A recent use case outside a railway station in Telford, UK has seen a Pavegen kinetic pavement helping to power USB mobile phone charging in street furniture. Affectionately described by the media as the ‘bouncy pavement’ data and insights from the tiles are communicated to the public via a digital display screen. The addition of LED lighting strips along the length of the paving makes for an attractive night-time addition. As well as mobile charging, street furniture can also feature LED lighting, wifi and sensors that record environmental data.
Pavegen are careful to not make any claims to be the answer to the energy crisis. Far from it, because every step generates just 3-5 joules of energy. The problem that Pavegen solve is different – one of engagement, education and awareness around sustainability and environmental impact.
Telford & Wrekin Council, for example, recently installed their ‘bouncy pavement’ to help raise public awareness of a £4m investment in wider sustainability and ESG initiatives; encouraging the local community to get involved in helping to save the planet by living more sustainable lives. The Company call this Citizen Impact, powered by Pavegen.
Those in the real estate industry, such as architects, urban designers and developers increasingly see Pavegen as an attractive and innovative way to involve the public in sustainable energy. Kinetic Green Wall installations are a recent innovation, where the irrigation system of the Kinetic Green Wall is powered by footsteps. The addition of interactive lighting and AV screens, help organisations connect meaningfully with building occupants, or the general public. It looks great too!

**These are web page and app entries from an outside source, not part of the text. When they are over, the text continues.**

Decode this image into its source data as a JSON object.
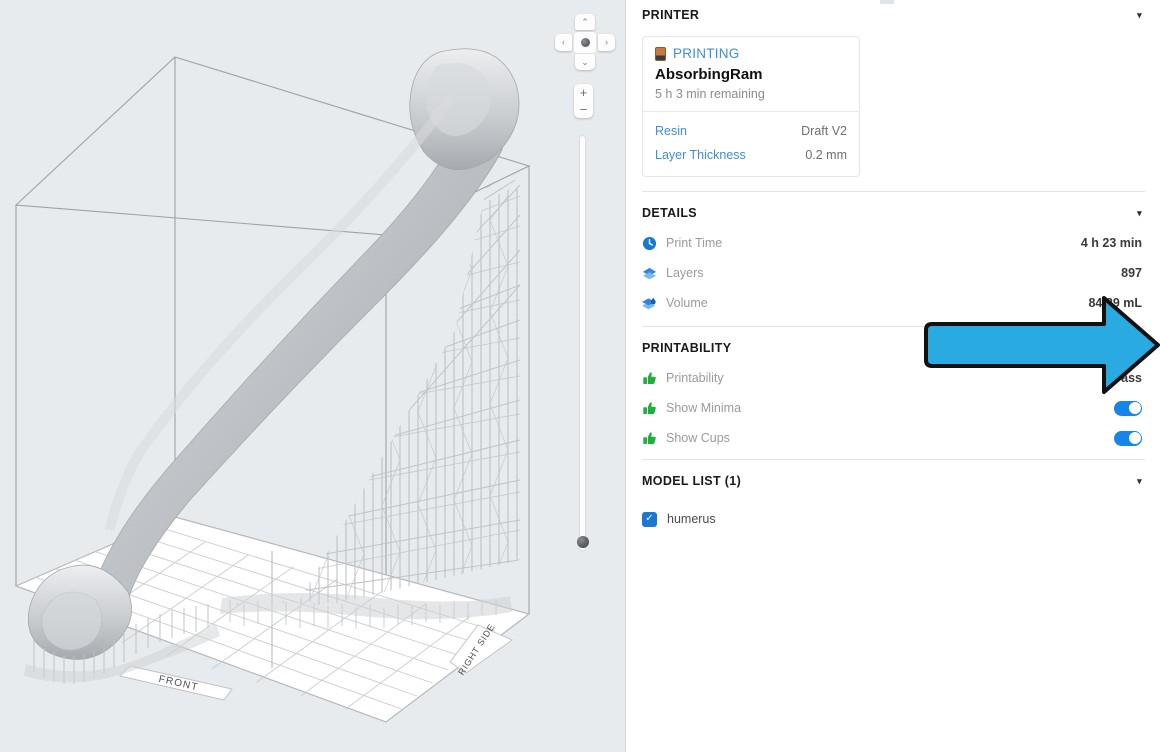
{
  "viewport": {
    "name": "3d-build-viewport",
    "background_color": "#e7ebed",
    "plate_labels": {
      "front": "FRONT",
      "right": "RIGHT SIDE"
    },
    "model_color": "#b9bcc0",
    "nav_gizmo": {
      "up": "⌃",
      "down": "⌄",
      "left": "‹",
      "right": "›"
    },
    "zoom_controls": {
      "zoom_in": "+",
      "zoom_out": "−"
    }
  },
  "panel": {
    "printer": {
      "heading": "PRINTER",
      "caret": "▾",
      "status": "PRINTING",
      "status_color": "#3f8ddb",
      "job_name": "AbsorbingRam",
      "remaining": "5 h 3 min remaining",
      "rows": [
        {
          "key": "Resin",
          "value": "Draft V2"
        },
        {
          "key": "Layer Thickness",
          "value": "0.2 mm"
        }
      ]
    },
    "details": {
      "heading": "DETAILS",
      "caret": "▾",
      "rows": [
        {
          "icon": "clock-icon",
          "label": "Print Time",
          "value": "4 h 23 min"
        },
        {
          "icon": "layers-icon",
          "label": "Layers",
          "value": "897"
        },
        {
          "icon": "volume-icon",
          "label": "Volume",
          "value": "84.29 mL"
        }
      ]
    },
    "printability": {
      "heading": "PRINTABILITY",
      "caret": "▾",
      "master_toggle": true,
      "rows": [
        {
          "icon": "thumbs-up-icon",
          "label": "Printability",
          "value": "Pass",
          "type": "text"
        },
        {
          "icon": "thumbs-up-icon",
          "label": "Show Minima",
          "value": true,
          "type": "toggle"
        },
        {
          "icon": "thumbs-up-icon",
          "label": "Show Cups",
          "value": true,
          "type": "toggle"
        }
      ]
    },
    "model_list": {
      "heading": "MODEL LIST (1)",
      "caret": "▾",
      "items": [
        {
          "name": "humerus",
          "checked": true,
          "check_glyph": "✓"
        }
      ]
    }
  },
  "annotation": {
    "arrow": {
      "name": "blue-right-arrow",
      "fill": "#29ABE2",
      "stroke": "#000000",
      "direction": "right"
    }
  }
}
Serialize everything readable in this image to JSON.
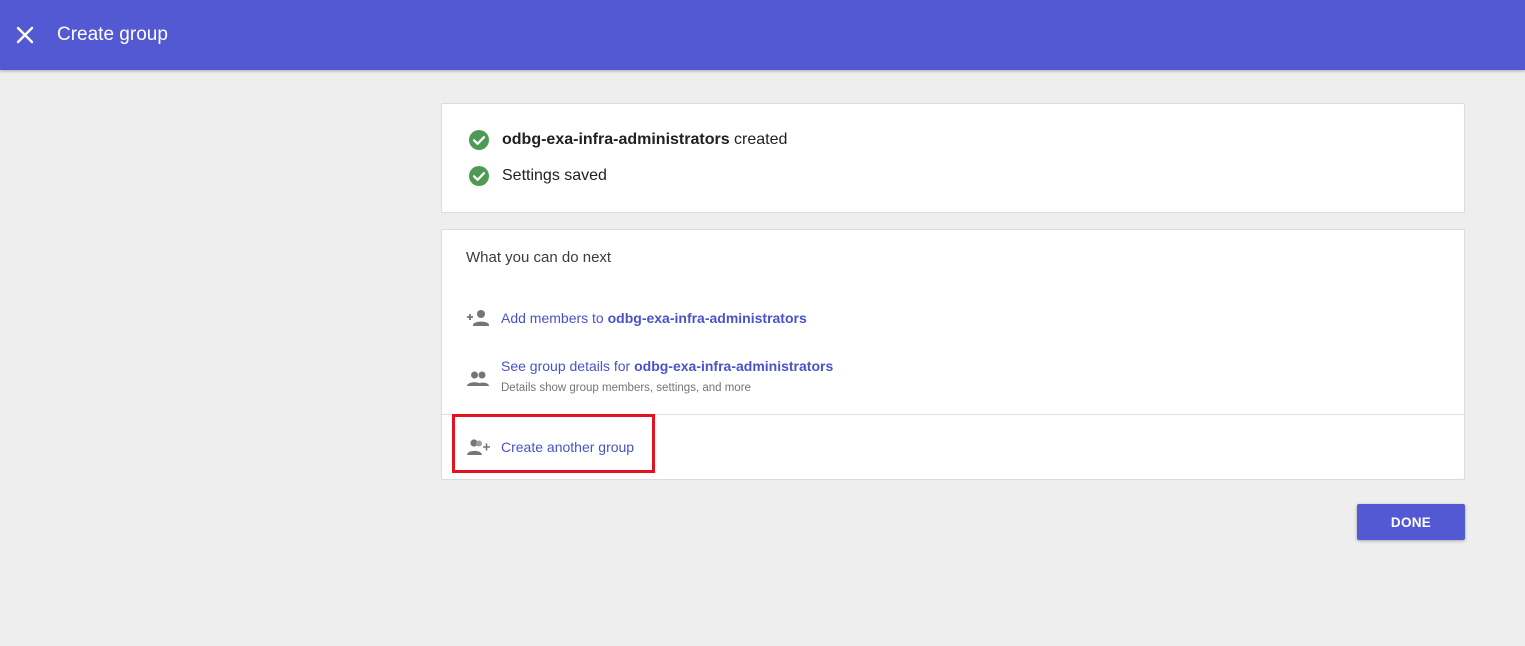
{
  "header": {
    "close_icon": "close-icon",
    "title": "Create group",
    "background_color": "#5359d3"
  },
  "status": {
    "items": [
      {
        "icon": "check-circle-icon",
        "group_name": "odbg-exa-infra-administrators",
        "suffix": " created"
      },
      {
        "icon": "check-circle-icon",
        "text": "Settings saved"
      }
    ],
    "check_color": "#4e9a55"
  },
  "next_steps": {
    "title": "What you can do next",
    "actions": [
      {
        "icon": "person-add-icon",
        "prefix": "Add members to ",
        "group_name": "odbg-exa-infra-administrators"
      },
      {
        "icon": "group-icon",
        "prefix": "See group details for ",
        "group_name": "odbg-exa-infra-administrators",
        "subtext": "Details show group members, settings, and more"
      },
      {
        "icon": "group-add-icon",
        "label": "Create another group"
      }
    ],
    "link_color": "#4a52c9"
  },
  "footer": {
    "done_label": "DONE"
  }
}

Depending on the level of footfall, Pavegen claim the tile has a life of 20 years before needing to be refurbished or replaced, and it can withstand extremes of heat, cold and wet weather. For short-term installations at live events, expo’s and festivals – aka: Kinetic Brand Experiences – there is no component or tile waste. Everything is returned to Pavegen to re-use, repair or refurbish as necessary – a step towards a circular economy.

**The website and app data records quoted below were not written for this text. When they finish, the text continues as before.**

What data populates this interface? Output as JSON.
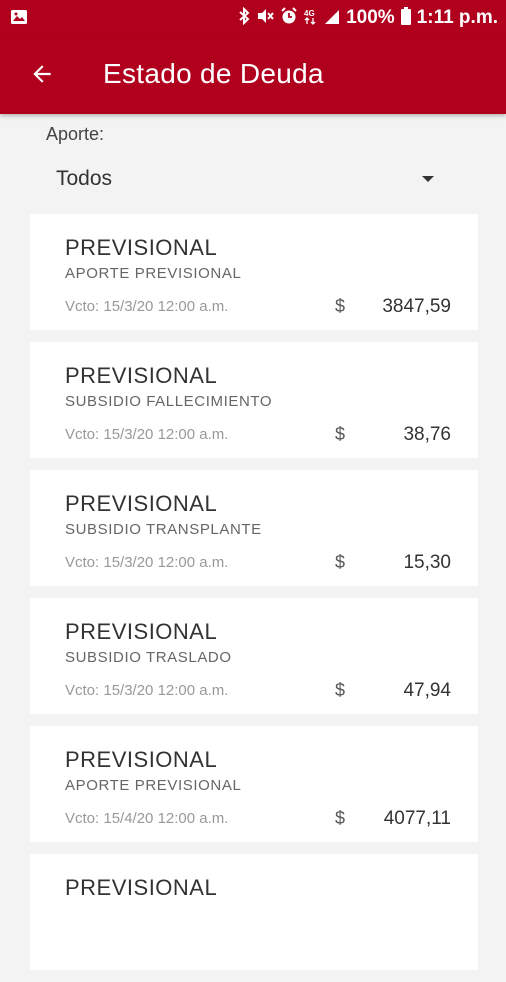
{
  "status_bar": {
    "battery_text": "100%",
    "time": "1:11 p.m.",
    "icons": [
      "image-icon",
      "bluetooth-icon",
      "mute-icon",
      "alarm-icon",
      "network-4g-icon",
      "signal-icon",
      "battery-icon"
    ]
  },
  "app_bar": {
    "title": "Estado de Deuda",
    "back_icon": "arrow-back-icon",
    "color": "#b0001e"
  },
  "filter": {
    "label": "Aporte:",
    "selected": "Todos"
  },
  "debts": [
    {
      "title": "PREVISIONAL",
      "subtitle": "APORTE PREVISIONAL",
      "due": "Vcto: 15/3/20 12:00 a.m.",
      "currency": "$",
      "amount": "3847,59"
    },
    {
      "title": "PREVISIONAL",
      "subtitle": "SUBSIDIO FALLECIMIENTO",
      "due": "Vcto: 15/3/20 12:00 a.m.",
      "currency": "$",
      "amount": "38,76"
    },
    {
      "title": "PREVISIONAL",
      "subtitle": "SUBSIDIO TRANSPLANTE",
      "due": "Vcto: 15/3/20 12:00 a.m.",
      "currency": "$",
      "amount": "15,30"
    },
    {
      "title": "PREVISIONAL",
      "subtitle": "SUBSIDIO TRASLADO",
      "due": "Vcto: 15/3/20 12:00 a.m.",
      "currency": "$",
      "amount": "47,94"
    },
    {
      "title": "PREVISIONAL",
      "subtitle": "APORTE PREVISIONAL",
      "due": "Vcto: 15/4/20 12:00 a.m.",
      "currency": "$",
      "amount": "4077,11"
    },
    {
      "title": "PREVISIONAL",
      "subtitle": "",
      "due": "",
      "currency": "",
      "amount": ""
    }
  ]
}
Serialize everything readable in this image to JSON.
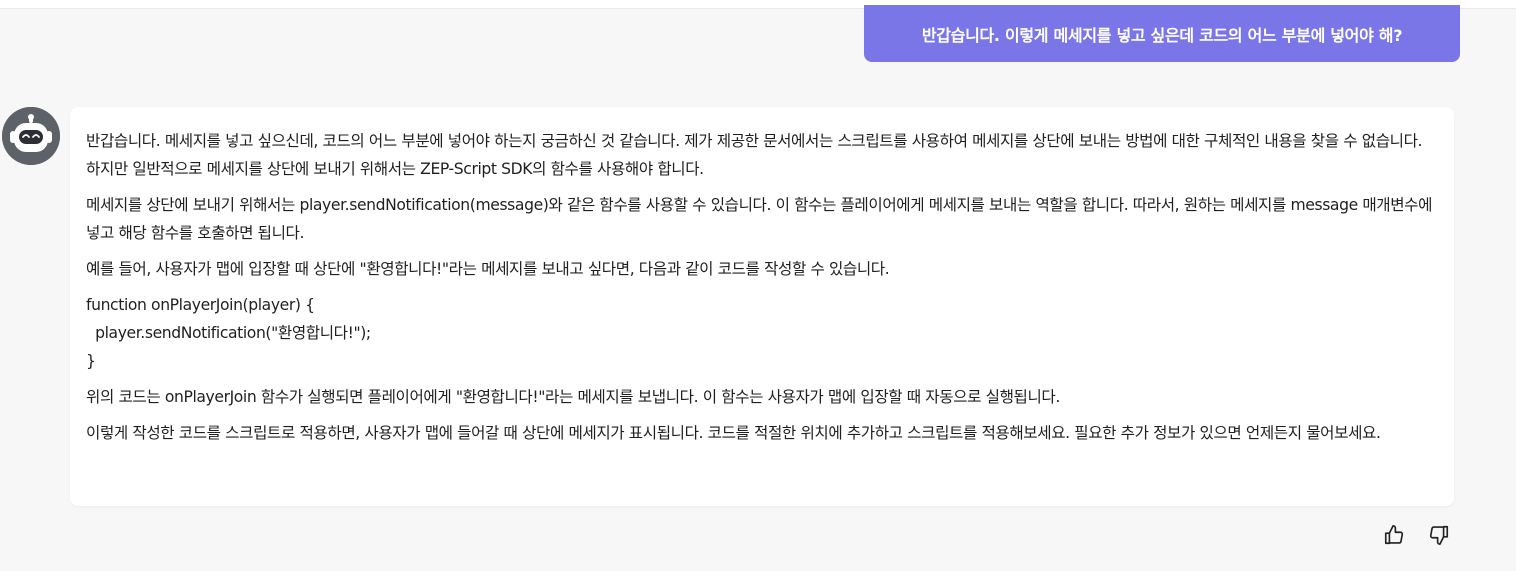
{
  "user_message": "반갑습니다. 이렇게 메세지를  넣고 싶은데 코드의 어느 부분에 넣어야 해?",
  "bot": {
    "paragraphs": [
      "반갑습니다. 메세지를 넣고 싶으신데, 코드의 어느 부분에 넣어야 하는지 궁금하신 것 같습니다. 제가 제공한 문서에서는 스크립트를 사용하여 메세지를 상단에 보내는 방법에 대한 구체적인 내용을 찾을 수 없습니다. 하지만 일반적으로 메세지를 상단에 보내기 위해서는 ZEP-Script SDK의 함수를 사용해야 합니다.",
      "메세지를 상단에 보내기 위해서는 player.sendNotification(message)와 같은 함수를 사용할 수 있습니다. 이 함수는 플레이어에게 메세지를 보내는 역할을 합니다. 따라서, 원하는 메세지를 message 매개변수에 넣고 해당 함수를 호출하면 됩니다.",
      "예를 들어, 사용자가 맵에 입장할 때 상단에 \"환영합니다!\"라는 메세지를 보내고 싶다면, 다음과 같이 코드를 작성할 수 있습니다.",
      "위의 코드는 onPlayerJoin 함수가 실행되면 플레이어에게 \"환영합니다!\"라는 메세지를 보냅니다. 이 함수는 사용자가 맵에 입장할 때 자동으로 실행됩니다.",
      "이렇게 작성한 코드를 스크립트로 적용하면, 사용자가 맵에 들어갈 때 상단에 메세지가 표시됩니다. 코드를 적절한 위치에 추가하고 스크립트를 적용해보세요. 필요한 추가 정보가 있으면 언제든지 물어보세요."
    ],
    "code_lines": [
      "function onPlayerJoin(player) {",
      "  player.sendNotification(\"환영합니다!\");",
      "}"
    ]
  },
  "icons": {
    "avatar": "robot-avatar-icon",
    "like": "thumbs-up-icon",
    "dislike": "thumbs-down-icon"
  },
  "colors": {
    "user_bubble": "#7b76e8",
    "background": "#f7f7f8",
    "card": "#ffffff",
    "avatar": "#5d6168"
  }
}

A new post by Hanna Simpson, Diary of a Tile Addict, and Paul Price of Pavegen, February 2023.